#### [Exercise aim]
Each line of the material below that holds the word "duration" needs to be copied.

#### [Provided records]
▬▬▬▬▬▬▬▬▬▬

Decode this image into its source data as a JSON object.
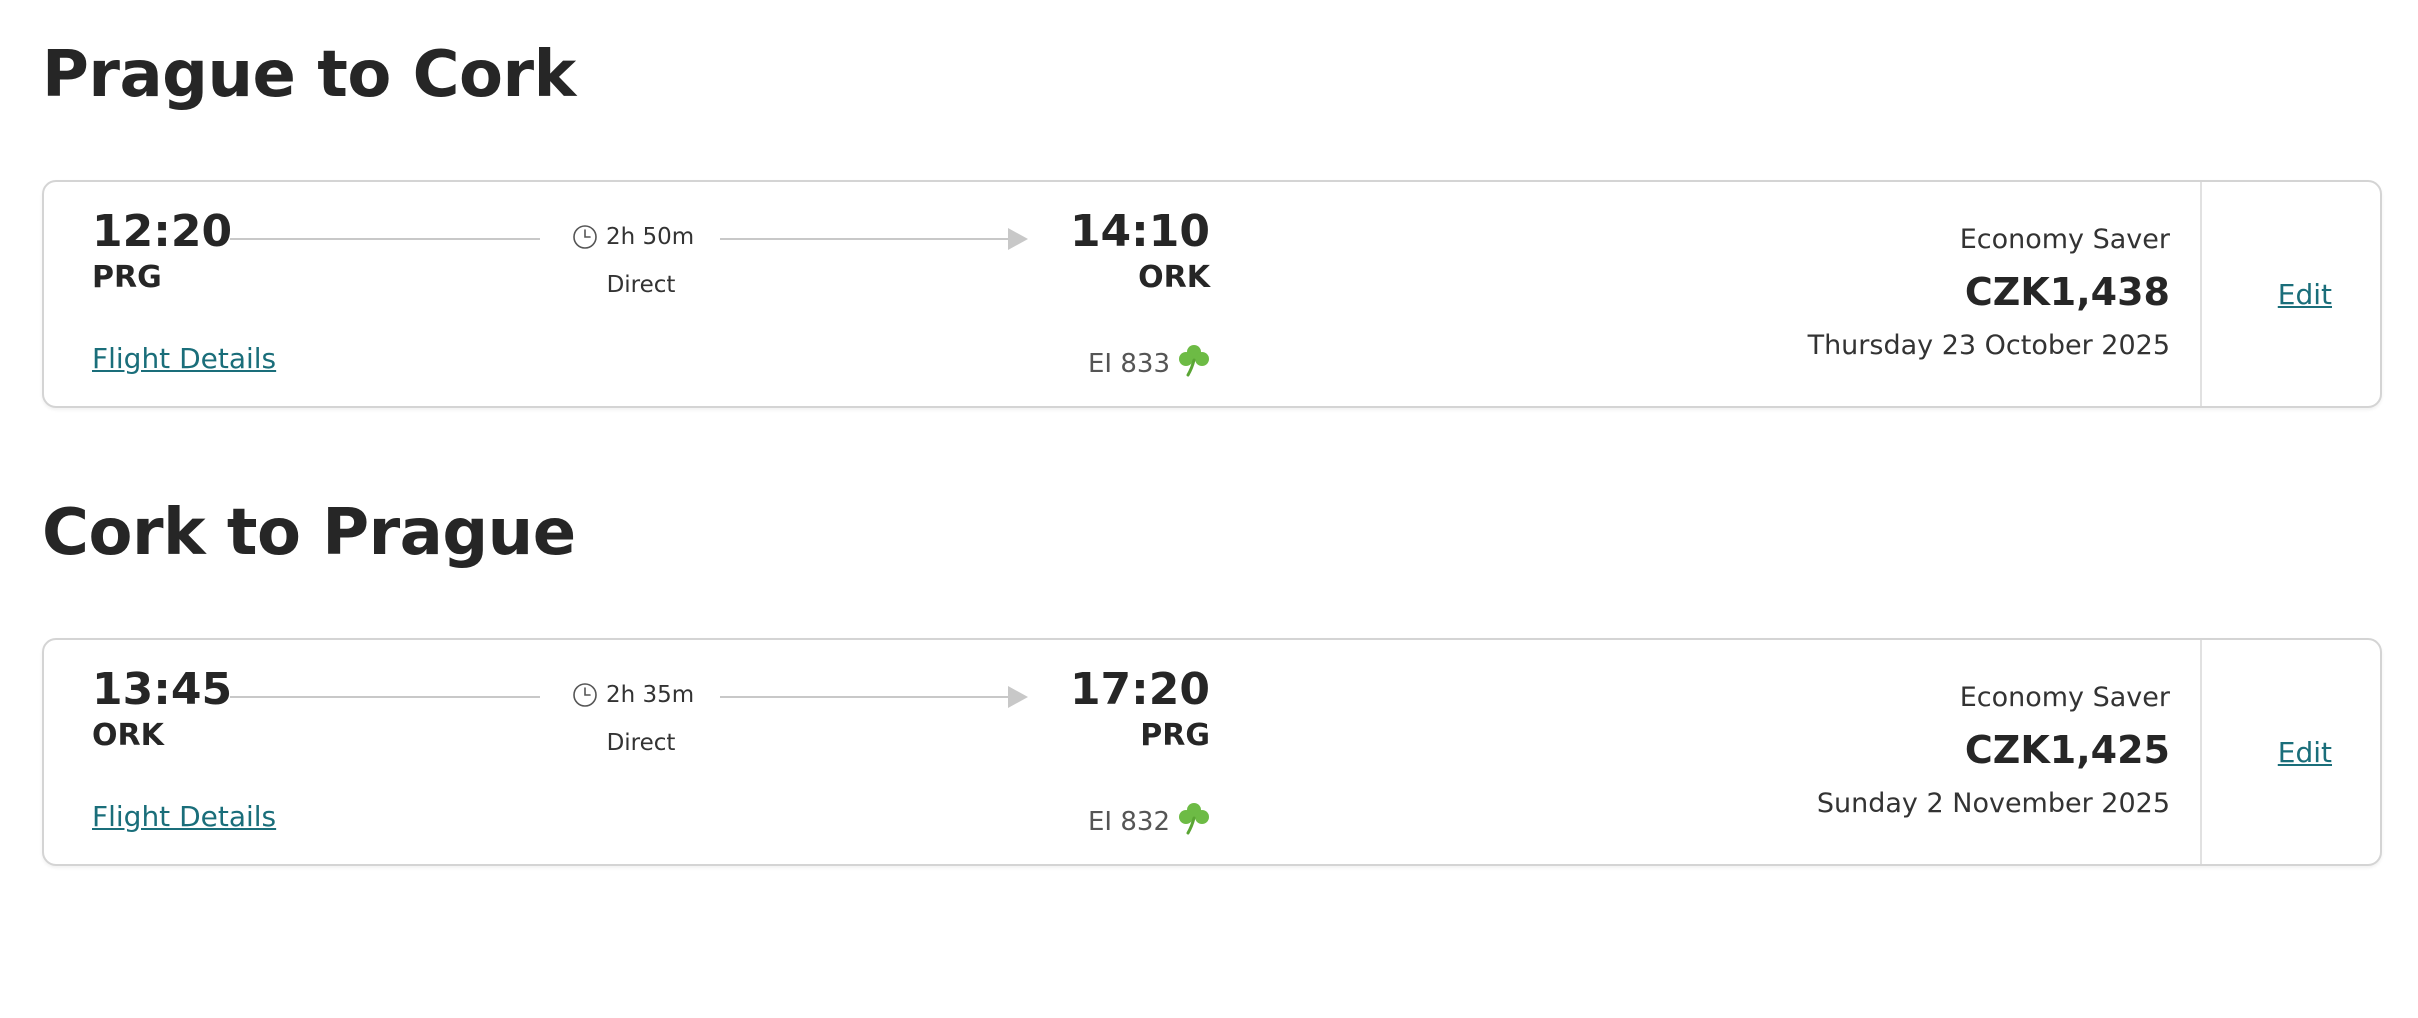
{
  "outbound": {
    "title": "Prague to Cork",
    "departure_time": "12:20",
    "departure_code": "PRG",
    "duration": "2h 50m",
    "stops": "Direct",
    "arrival_time": "14:10",
    "arrival_code": "ORK",
    "details_label": "Flight Details",
    "flight_number": "EI 833",
    "fare_class": "Economy Saver",
    "price": "CZK1,438",
    "date": "Thursday 23 October 2025",
    "edit_label": "Edit"
  },
  "return": {
    "title": "Cork to Prague",
    "departure_time": "13:45",
    "departure_code": "ORK",
    "duration": "2h 35m",
    "stops": "Direct",
    "arrival_time": "17:20",
    "arrival_code": "PRG",
    "details_label": "Flight Details",
    "flight_number": "EI 832",
    "fare_class": "Economy Saver",
    "price": "CZK1,425",
    "date": "Sunday 2 November 2025",
    "edit_label": "Edit"
  },
  "icons": {
    "duration": "clock-icon",
    "airline": "shamrock-icon",
    "arrow": "arrow-right-icon"
  },
  "colors": {
    "link": "#1a6e7a",
    "shamrock": "#6dbb45",
    "border": "#d4d4d4"
  }
}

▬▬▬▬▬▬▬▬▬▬

#### [Written response]
    "duration": "2h 50m",
    "duration": "2h 35m",
    "duration": "clock-icon",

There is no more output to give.